Whether fast rates of de-carbonisation are incompatible with a growing economy is not established, because they may be possible in a highly-regulated economy, even if not in the deregulated economies about which Stern and Garnaut were writing. But the practical consequence is that few advocates want to push high de-carbonisation rates because of the perception of negative economic consequences.
For industrialised nations with high per capita emissions, adhering to the 2°C target (even with high risks of failure) requires emissions reductions of round ten per cent a year. See Figure 4. But very few participants in climate policy-making are prepared to even whisper about such a scale of action, less they be considered economic vandals.
- At just 0.8°C of warming and with temperatures just above the Holocene zone, climate change is already dangerous with tipping points passed for significant earth system elements, including West Antarctic glaciers and summer Arctic sea-ice. The last time greenhouse gases were this high, temperatures were 3+°C degrees higher, and sea levels 25-40 metres higher.
- 2°C of warming is the boundary between dangerous and very dangerous climate change, and the non-dangerous (safe) zone is well under 1°C and in the Holocene range, yet the present level of greenhouse gases is sufficient to produce more than 2°C of warming.
- We have already gone too high with greenhouse emissions, and practically speaking there is no carbon budget available for burning more fossil fuels for the 2°C target, and no carbon budget available if catastrophic risk management methods (low rates of failure) are applied.

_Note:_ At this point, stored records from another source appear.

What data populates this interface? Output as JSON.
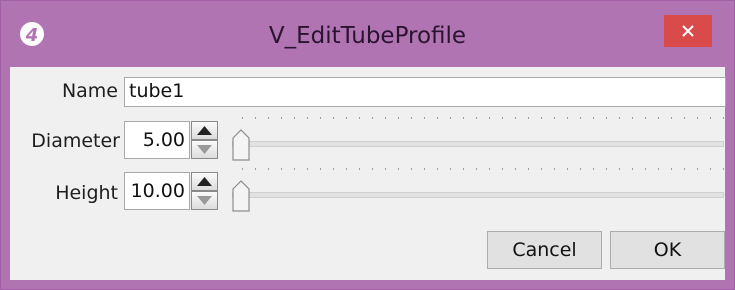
{
  "window": {
    "title": "V_EditTubeProfile",
    "close_symbol": "×",
    "title_bar_color": "#b174b3",
    "close_button_color": "#d94a4a",
    "app_icon": "logo-4-icon"
  },
  "form": {
    "name_label": "Name",
    "name_value": "tube1",
    "diameter_label": "Diameter",
    "diameter_value": "5.00",
    "height_label": "Height",
    "height_value": "10.00"
  },
  "sliders": {
    "diameter_level": 0,
    "height_level": 0
  },
  "buttons": {
    "cancel_label": "Cancel",
    "ok_label": "OK"
  }
}
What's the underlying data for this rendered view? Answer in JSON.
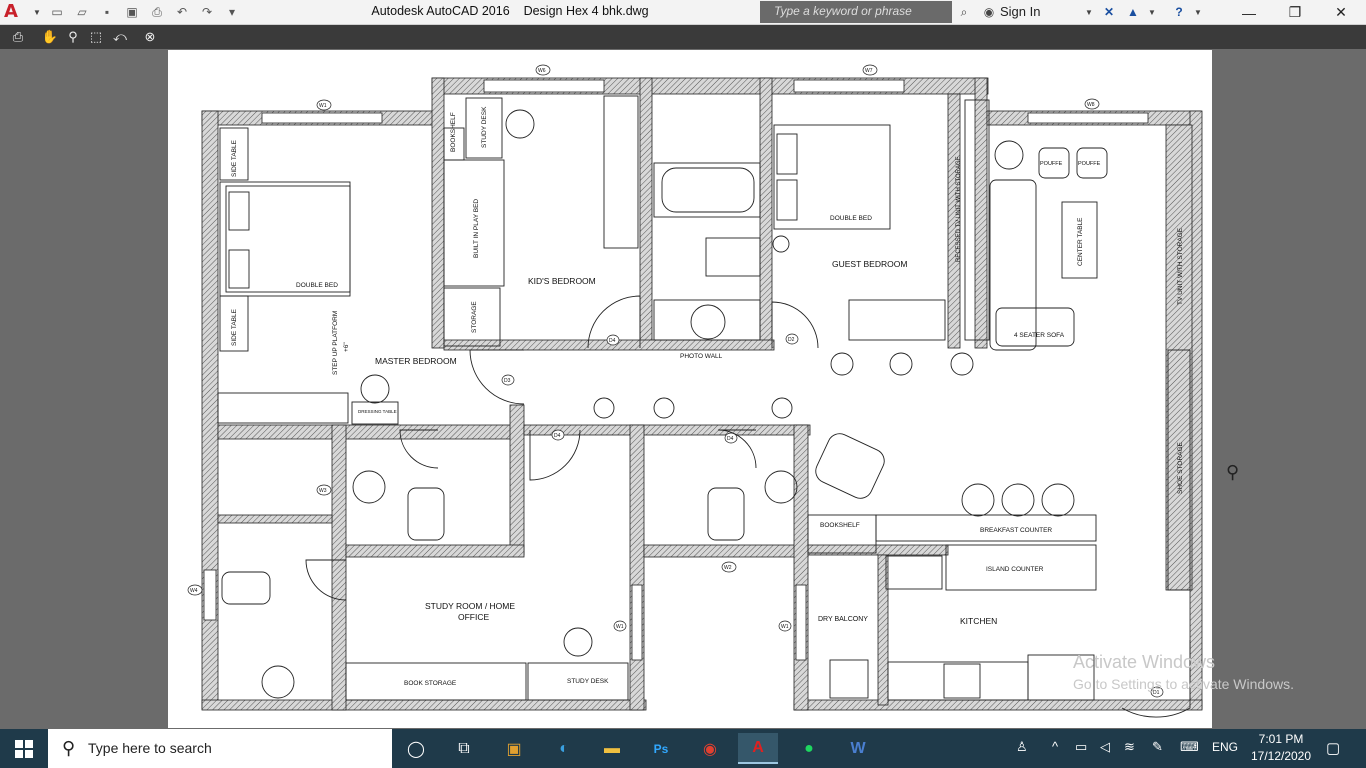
{
  "titlebar": {
    "app_title": "Autodesk AutoCAD 2016",
    "file_name": "Design Hex 4 bhk.dwg",
    "search_placeholder": "Type a keyword or phrase",
    "sign_in": "Sign In"
  },
  "plan": {
    "rooms": {
      "kids_bedroom": "KID'S BEDROOM",
      "guest_bedroom": "GUEST BEDROOM",
      "master_bedroom": "MASTER BEDROOM",
      "study_room_line1": "STUDY ROOM / HOME",
      "study_room_line2": "OFFICE",
      "kitchen": "KITCHEN",
      "dry_balcony": "DRY BALCONY"
    },
    "furniture": {
      "photo_wall": "PHOTO WALL",
      "double_bed": "DOUBLE BED",
      "double_bed_guest": "DOUBLE BED",
      "bookshelf_kid": "BOOKSHELF",
      "study_desk_kid": "STUDY DESK",
      "built_in_play_bed": "BUILT IN PLAY BED",
      "storage_kid": "STORAGE",
      "side_table_1": "SIDE TABLE",
      "side_table_2": "SIDE TABLE",
      "step_up_platform": "STEP UP PLATFORM",
      "step_up_height": "+6\"",
      "dressing_table": "DRESSING TABLE",
      "recessed_tv": "RECESSED TV UNIT WITH STORAGE",
      "pouffe_1": "POUFFE",
      "pouffe_2": "POUFFE",
      "center_table": "CENTER TABLE",
      "sofa": "4 SEATER SOFA",
      "tv_unit": "TV UNIT WITH STORAGE",
      "shoe_storage": "SHOE STORAGE",
      "breakfast_counter": "BREAKFAST COUNTER",
      "island_counter": "ISLAND COUNTER",
      "bookshelf_living": "BOOKSHELF",
      "book_storage": "BOOK STORAGE",
      "study_desk": "STUDY DESK"
    },
    "tags": {
      "w1": "W1",
      "w2": "W2",
      "w3": "W3",
      "w4": "W4",
      "w6": "W6",
      "w7": "W7",
      "w8": "W8",
      "w_study": "W1",
      "w_kitchen": "W1",
      "d1": "D1",
      "d2": "D2",
      "d3": "D3",
      "d4": "D4",
      "d4b": "D4",
      "d4c": "D4",
      "d4d": "D4"
    }
  },
  "watermark": {
    "line1": "Activate Windows",
    "line2": "Go to Settings to activate Windows."
  },
  "taskbar": {
    "search_placeholder": "Type here to search",
    "language": "ENG",
    "time": "7:01 PM",
    "date": "17/12/2020"
  },
  "colors": {
    "accent_red": "#c8202a",
    "wall_fill": "#b5b5b5",
    "taskbar": "#1f3a4a"
  }
}
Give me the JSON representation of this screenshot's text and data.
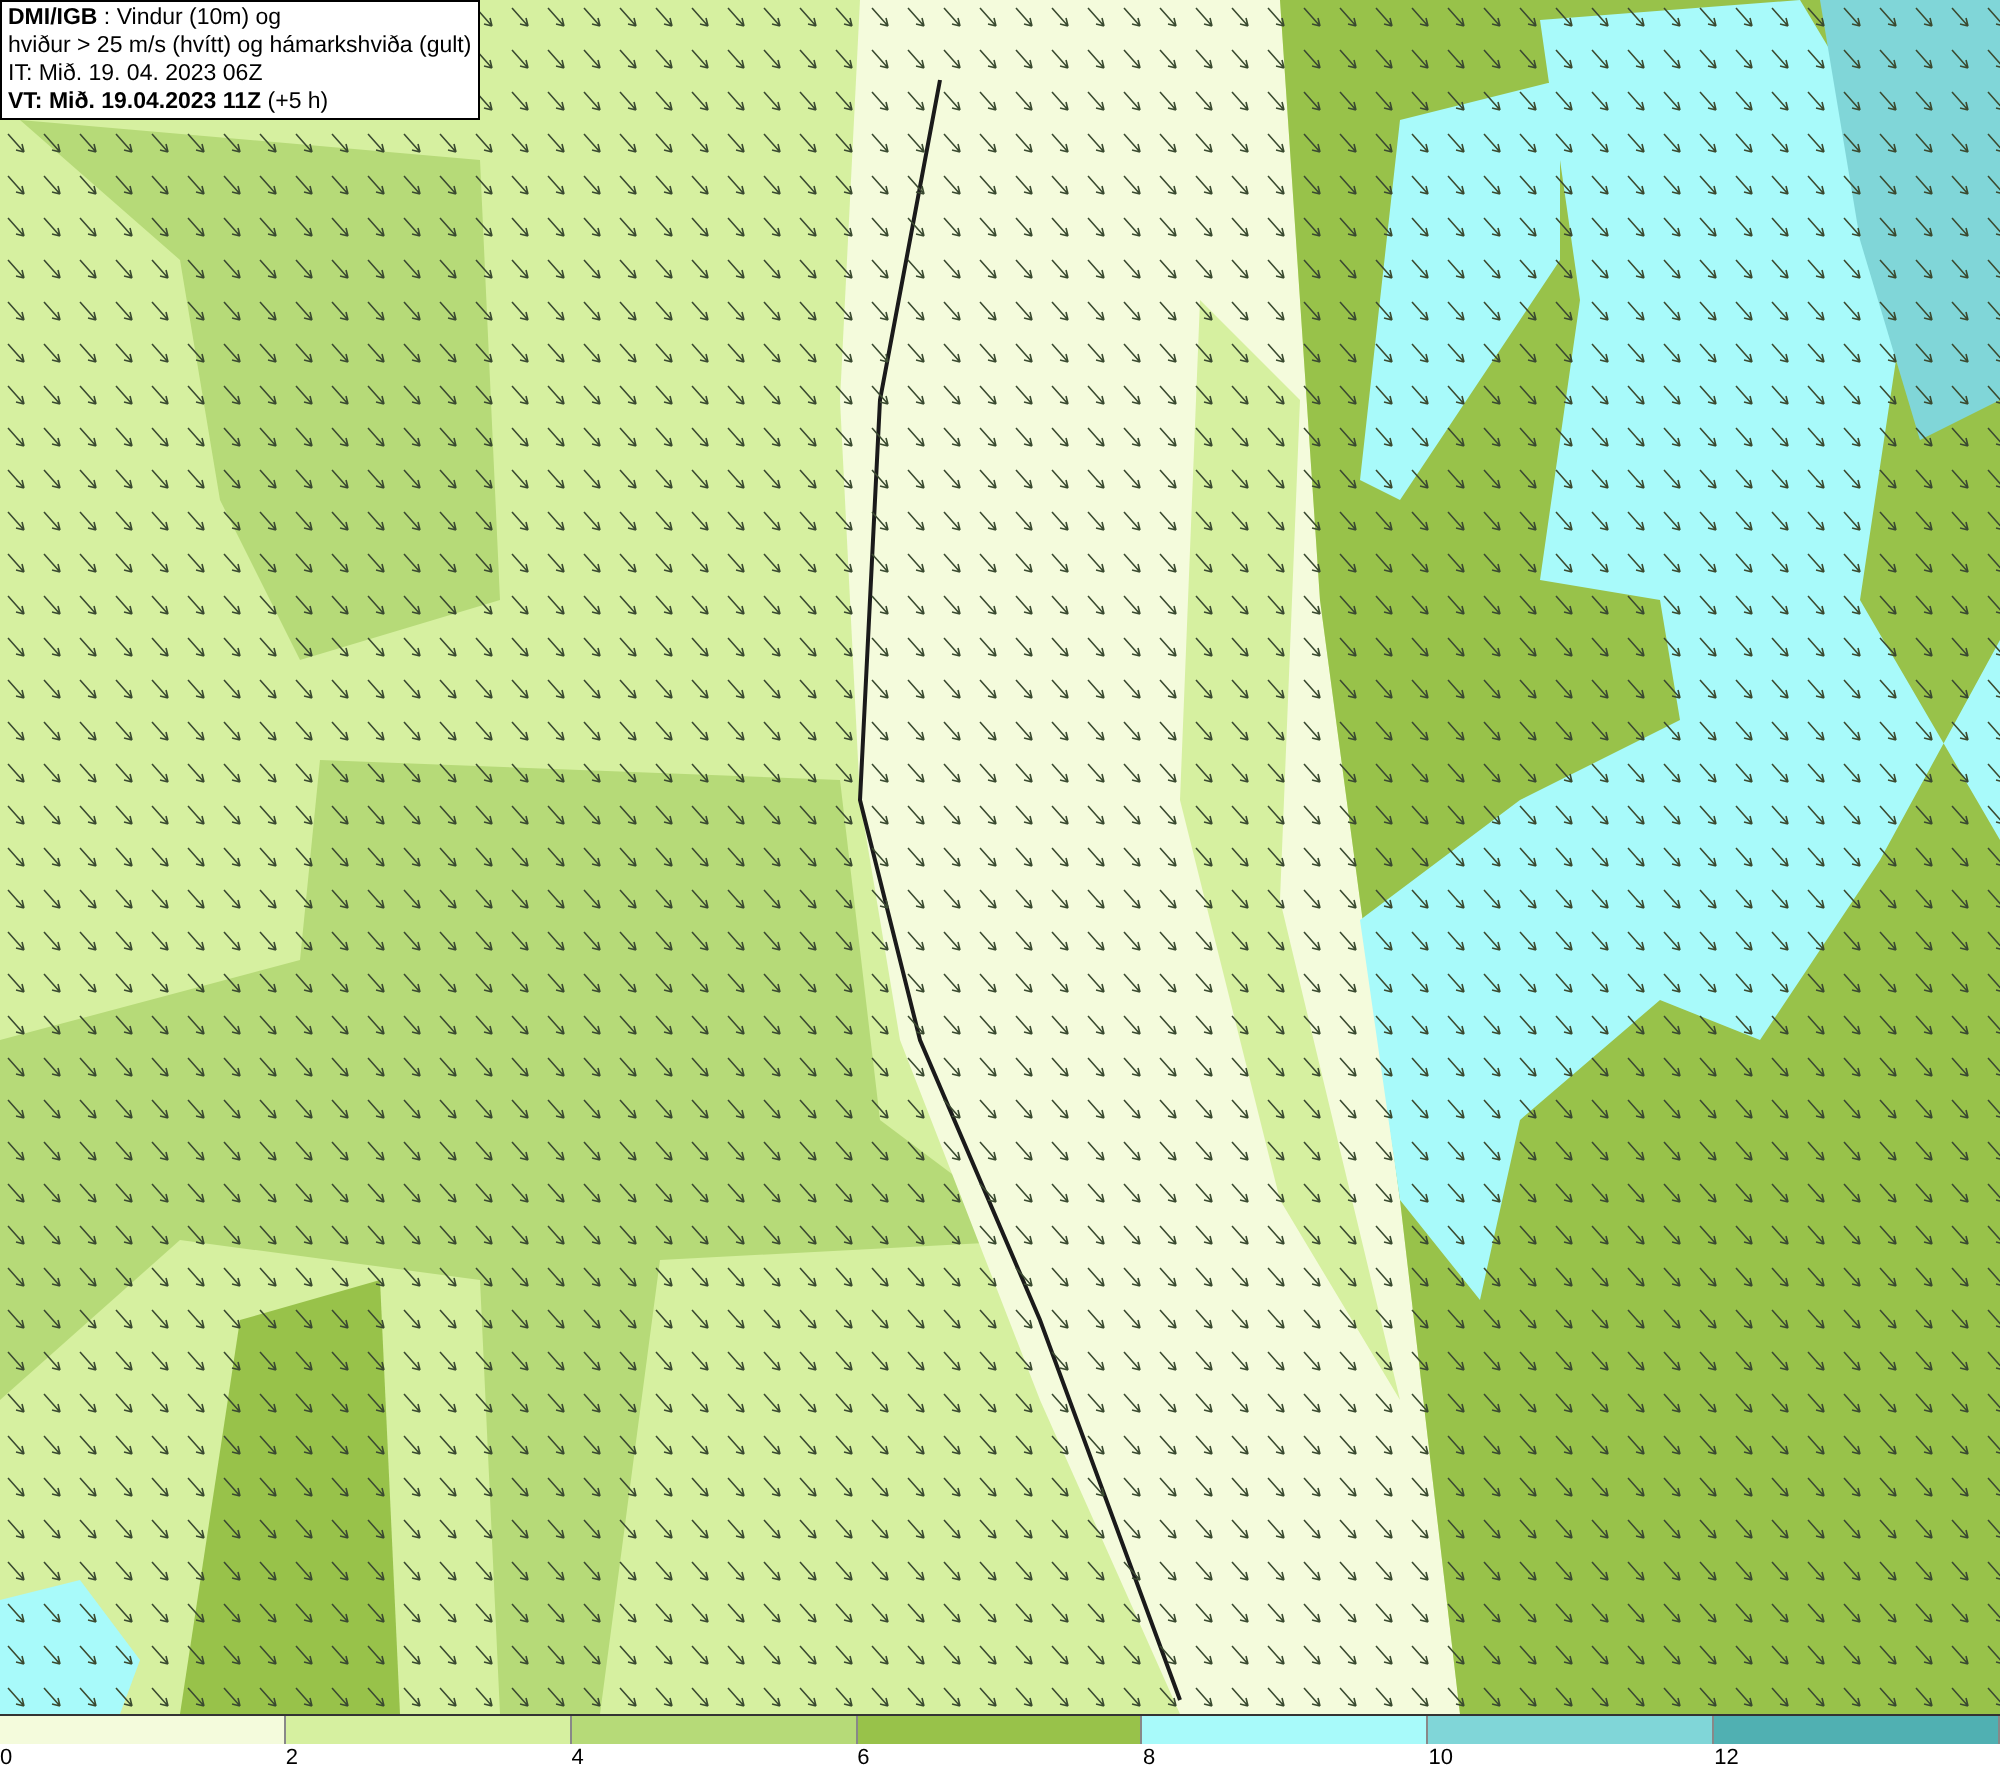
{
  "header": {
    "lines": [
      "**DMI/IGB** : Vindur (10m) og",
      "hviður > 25 m/s (hvítt) og hámarkshviða (gult)",
      "IT: Mið. 19. 04. 2023 06Z",
      "**VT: Mið. 19.04.2023 11Z** (+5 h)"
    ]
  },
  "legend": {
    "bins": [
      {
        "label": "0",
        "color": "#f4fbdc"
      },
      {
        "label": "2",
        "color": "#d6f0a0"
      },
      {
        "label": "4",
        "color": "#b6da78"
      },
      {
        "label": "6",
        "color": "#98c24a"
      },
      {
        "label": "8",
        "color": "#a8fafa"
      },
      {
        "label": "10",
        "color": "#80d6d8"
      },
      {
        "label": "12",
        "color": "#50b0b2"
      }
    ]
  }
}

- Australia is just 0.3% of the world's population but counts for 1.5% of emissions, five times the global average, and one of the world's highest per capita emitters. Taking the IPCC's too optimistic carbon budget at face value, and allowing equal global per capita emissions, Australia's carbon budget for 2°C runs out in six years.
- To minimise climate change damage and avoid reaching 2°C — by which time many significant tipping points and carbon cycle feedbacks will likely have been triggered — it is necessary for a global emergency response which aims to de-carbonise as fast as humanly possible, plus build large carbon drawdown capacity, to try and keep warming below 1.5°C and then return to the Holocene zone.
Many participants in global discussions and debates say such a scale of action is not possible in a non-disruptive manner within the current political-economic frame. If this is the case, we face a choice of challenging this frame, or accepting that we must fail in our goal.
Whether or not there is yet the political power or support for actions consistent with the science, it is important that they be articulated so that understanding and support for them can grow.
David Spratt is an Australian climate author and communicator. He was a founding member and Director of Safe Climate Australia, and is the co-author of Climate Code Red: The case for emergency action (Scribe, 2008), shortlisted for the Victorian Premier’s Awards. His writings appear at Renew Economy, Climate Spectator and at ClimateCodeRed.net. His recent works include "Always look on the bright side of life" on the pitfalls of too much positive psychology in climate campaigning, and "The real budgetary emergency and the myth of burnable carbon” on prudent risk management and the available carbon budget.